-- Opening Marker --
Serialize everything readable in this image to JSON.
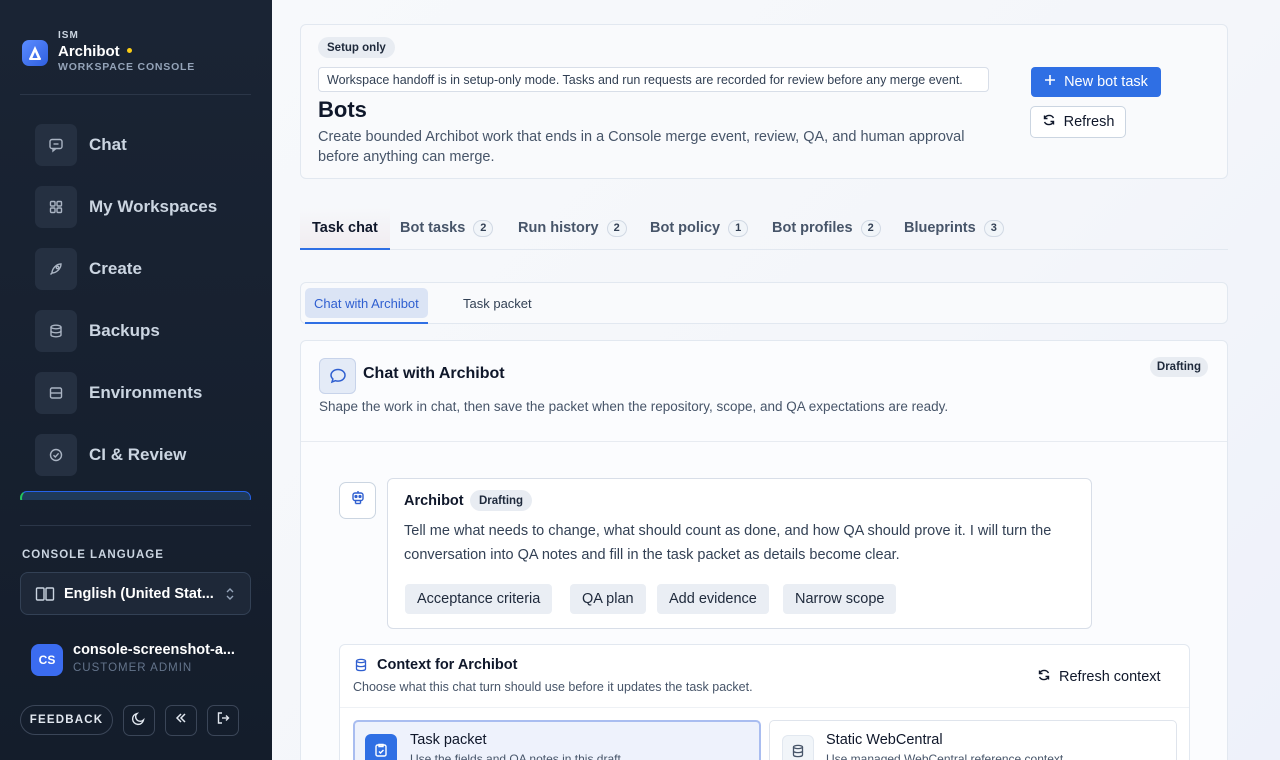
{
  "brand": {
    "eyebrow": "ISM",
    "name": "Archibot",
    "subtitle": "WORKSPACE CONSOLE"
  },
  "sidebar": {
    "items": [
      {
        "label": "Chat",
        "icon": "chat-bubble-icon"
      },
      {
        "label": "My Workspaces",
        "icon": "grid-icon"
      },
      {
        "label": "Create",
        "icon": "rocket-icon"
      },
      {
        "label": "Backups",
        "icon": "database-icon"
      },
      {
        "label": "Environments",
        "icon": "server-icon"
      },
      {
        "label": "CI & Review",
        "icon": "check-circle-icon"
      }
    ],
    "language_label": "CONSOLE LANGUAGE",
    "language_value": "English (United Stat...",
    "user": {
      "initials": "CS",
      "name": "console-screenshot-a...",
      "role": "CUSTOMER ADMIN"
    },
    "feedback_label": "FEEDBACK"
  },
  "header": {
    "badge": "Setup only",
    "notice": "Workspace handoff is in setup-only mode. Tasks and run requests are recorded for review before any merge event.",
    "title": "Bots",
    "description": "Create bounded Archibot work that ends in a Console merge event, review, QA, and human approval before anything can merge.",
    "primary_button": "New bot task",
    "secondary_button": "Refresh"
  },
  "tabs": [
    {
      "label": "Task chat",
      "count": null
    },
    {
      "label": "Bot tasks",
      "count": "2"
    },
    {
      "label": "Run history",
      "count": "2"
    },
    {
      "label": "Bot policy",
      "count": "1"
    },
    {
      "label": "Bot profiles",
      "count": "2"
    },
    {
      "label": "Blueprints",
      "count": "3"
    }
  ],
  "subtabs": [
    "Chat with Archibot",
    "Task packet"
  ],
  "chat": {
    "title": "Chat with Archibot",
    "status": "Drafting",
    "description": "Shape the work in chat, then save the packet when the repository, scope, and QA expectations are ready.",
    "message": {
      "author": "Archibot",
      "badge": "Drafting",
      "text": "Tell me what needs to change, what should count as done, and how QA should prove it. I will turn the conversation into QA notes and fill in the task packet as details become clear.",
      "chips": [
        "Acceptance criteria",
        "QA plan",
        "Add evidence",
        "Narrow scope"
      ]
    },
    "context": {
      "title": "Context for Archibot",
      "description": "Choose what this chat turn should use before it updates the task packet.",
      "refresh_label": "Refresh context",
      "options": [
        {
          "title": "Task packet",
          "description": "Use the fields and QA notes in this draft",
          "selected": true
        },
        {
          "title": "Static WebCentral",
          "description": "Use managed WebCentral reference context",
          "selected": false
        }
      ]
    }
  },
  "colors": {
    "accent": "#2f6fe4",
    "sidebar_bg": "#1a2434",
    "brand_dot": "#facc15"
  }
}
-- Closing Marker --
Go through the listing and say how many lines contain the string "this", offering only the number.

EXERCISE RESULT -
3